(Data to examine)

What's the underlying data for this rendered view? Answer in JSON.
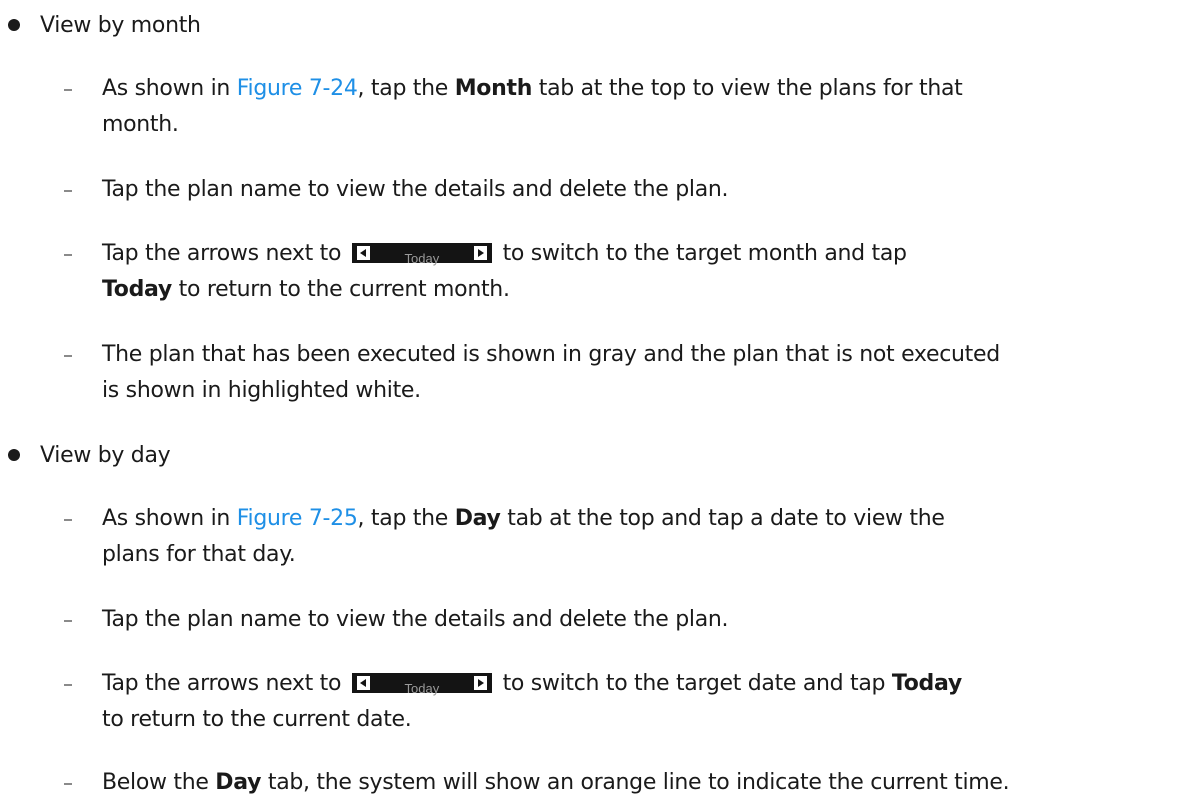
{
  "month_section": {
    "bullet": "View by month",
    "item1": {
      "pre": "As shown in ",
      "link": "Figure 7-24",
      "mid": ", tap the ",
      "bold": "Month",
      "post": " tab at the top to view the plans for that",
      "line2": "month."
    },
    "item2": {
      "text": "Tap the plan name to view the details and delete the plan."
    },
    "item3": {
      "pre": "Tap the arrows next to",
      "widget_label": "Today",
      "post": "to switch to the target month and tap",
      "line2_bold": "Today",
      "line2_post": " to return to the current month."
    },
    "item4": {
      "line1": "The plan that has been executed is shown in gray and the plan that is not executed",
      "line2": "is shown in highlighted white."
    }
  },
  "day_section": {
    "bullet": "View by day",
    "item1": {
      "pre": "As shown in ",
      "link": "Figure 7-25",
      "mid": ", tap the ",
      "bold": "Day",
      "post": " tab at the top and tap a date to view the",
      "line2": "plans for that day."
    },
    "item2": {
      "text": "Tap the plan name to view the details and delete the plan."
    },
    "item3": {
      "pre": "Tap the arrows next to",
      "widget_label": "Today",
      "post": "to switch to the target date and tap",
      "post_bold": "Today",
      "line2": "to return to the current date."
    },
    "item4": {
      "pre": "Below the ",
      "bold": "Day",
      "post": " tab, the system will show an orange line to indicate the current time."
    }
  },
  "colors": {
    "link": "#1e8fe6",
    "text": "#1a1a1a",
    "widget_bg": "#141414"
  }
}
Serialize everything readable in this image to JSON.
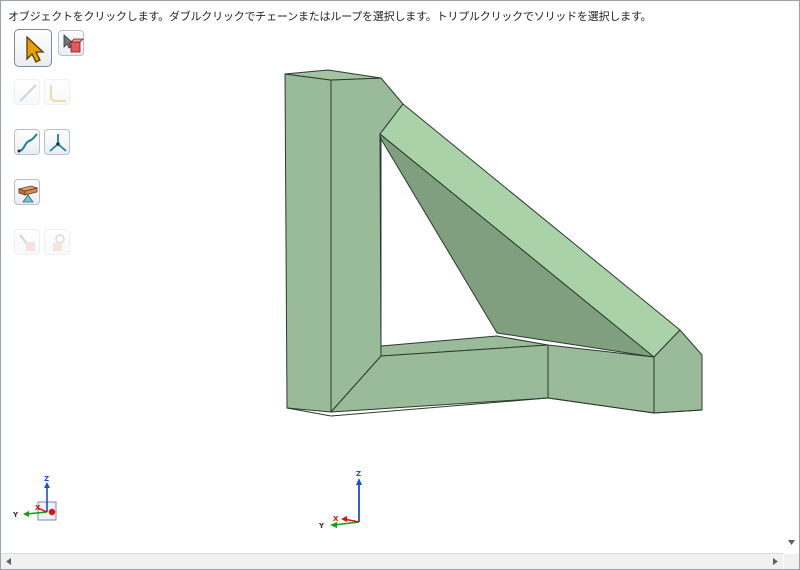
{
  "status_hint": "オブジェクトをクリックします。ダブルクリックでチェーンまたはループを選択します。トリプルクリックでソリッドを選択します。",
  "toolbar": {
    "tools": [
      {
        "name": "select-arrow-tool",
        "icon": "select-arrow-icon",
        "enabled": true,
        "active": true
      },
      {
        "name": "select-solid-tool",
        "icon": "select-solid-icon",
        "enabled": true
      },
      {
        "name": "edge-curve-tool",
        "icon": "edge-curve-icon",
        "enabled": false
      },
      {
        "name": "bent-curve-tool",
        "icon": "bent-curve-icon",
        "enabled": false
      },
      {
        "name": "sketch-curve-tool",
        "icon": "sketch-curve-icon",
        "enabled": true
      },
      {
        "name": "fork-curve-tool",
        "icon": "fork-curve-icon",
        "enabled": true
      },
      {
        "name": "beam-profile-tool",
        "icon": "beam-profile-icon",
        "enabled": true
      },
      {
        "name": "part-a-tool",
        "icon": "part-a-icon",
        "enabled": false
      },
      {
        "name": "part-b-tool",
        "icon": "part-b-icon",
        "enabled": false
      }
    ]
  },
  "model": {
    "name": "triangular-bracket",
    "face_color_light": "#a9d2a9",
    "face_color_mid": "#99bb99",
    "face_color_dark": "#7f9f7f",
    "edge_color": "#2d3a2d"
  },
  "triad_left": {
    "x_label": "X",
    "y_label": "Y",
    "z_label": "Z"
  },
  "triad_center": {
    "x_label": "X",
    "y_label": "Y",
    "z_label": "Z"
  },
  "colors": {
    "x_axis": "#e01010",
    "y_axis": "#10a010",
    "z_axis": "#1a4fd0"
  }
}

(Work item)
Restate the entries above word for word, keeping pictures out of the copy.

(Task output)
What's the underlying data for this rendered view? Answer in JSON.
{
  "month_section": {
    "bullet": "View by month",
    "item1": {
      "pre": "As shown in ",
      "link": "Figure 7-24",
      "mid": ", tap the ",
      "bold": "Month",
      "post": " tab at the top to view the plans for that",
      "line2": "month."
    },
    "item2": {
      "text": "Tap the plan name to view the details and delete the plan."
    },
    "item3": {
      "pre": "Tap the arrows next to",
      "widget_label": "Today",
      "post": "to switch to the target month and tap",
      "line2_bold": "Today",
      "line2_post": " to return to the current month."
    },
    "item4": {
      "line1": "The plan that has been executed is shown in gray and the plan that is not executed",
      "line2": "is shown in highlighted white."
    }
  },
  "day_section": {
    "bullet": "View by day",
    "item1": {
      "pre": "As shown in ",
      "link": "Figure 7-25",
      "mid": ", tap the ",
      "bold": "Day",
      "post": " tab at the top and tap a date to view the",
      "line2": "plans for that day."
    },
    "item2": {
      "text": "Tap the plan name to view the details and delete the plan."
    },
    "item3": {
      "pre": "Tap the arrows next to",
      "widget_label": "Today",
      "post": "to switch to the target date and tap",
      "post_bold": "Today",
      "line2": "to return to the current date."
    },
    "item4": {
      "pre": "Below the ",
      "bold": "Day",
      "post": " tab, the system will show an orange line to indicate the current time."
    }
  },
  "colors": {
    "link": "#1e8fe6",
    "text": "#1a1a1a",
    "widget_bg": "#141414"
  }
}
Serialize everything readable in this image to JSON.
{
  "status_hint": "オブジェクトをクリックします。ダブルクリックでチェーンまたはループを選択します。トリプルクリックでソリッドを選択します。",
  "toolbar": {
    "tools": [
      {
        "name": "select-arrow-tool",
        "icon": "select-arrow-icon",
        "enabled": true,
        "active": true
      },
      {
        "name": "select-solid-tool",
        "icon": "select-solid-icon",
        "enabled": true
      },
      {
        "name": "edge-curve-tool",
        "icon": "edge-curve-icon",
        "enabled": false
      },
      {
        "name": "bent-curve-tool",
        "icon": "bent-curve-icon",
        "enabled": false
      },
      {
        "name": "sketch-curve-tool",
        "icon": "sketch-curve-icon",
        "enabled": true
      },
      {
        "name": "fork-curve-tool",
        "icon": "fork-curve-icon",
        "enabled": true
      },
      {
        "name": "beam-profile-tool",
        "icon": "beam-profile-icon",
        "enabled": true
      },
      {
        "name": "part-a-tool",
        "icon": "part-a-icon",
        "enabled": false
      },
      {
        "name": "part-b-tool",
        "icon": "part-b-icon",
        "enabled": false
      }
    ]
  },
  "model": {
    "name": "triangular-bracket",
    "face_color_light": "#a9d2a9",
    "face_color_mid": "#99bb99",
    "face_color_dark": "#7f9f7f",
    "edge_color": "#2d3a2d"
  },
  "triad_left": {
    "x_label": "X",
    "y_label": "Y",
    "z_label": "Z"
  },
  "triad_center": {
    "x_label": "X",
    "y_label": "Y",
    "z_label": "Z"
  },
  "colors": {
    "x_axis": "#e01010",
    "y_axis": "#10a010",
    "z_axis": "#1a4fd0"
  }
}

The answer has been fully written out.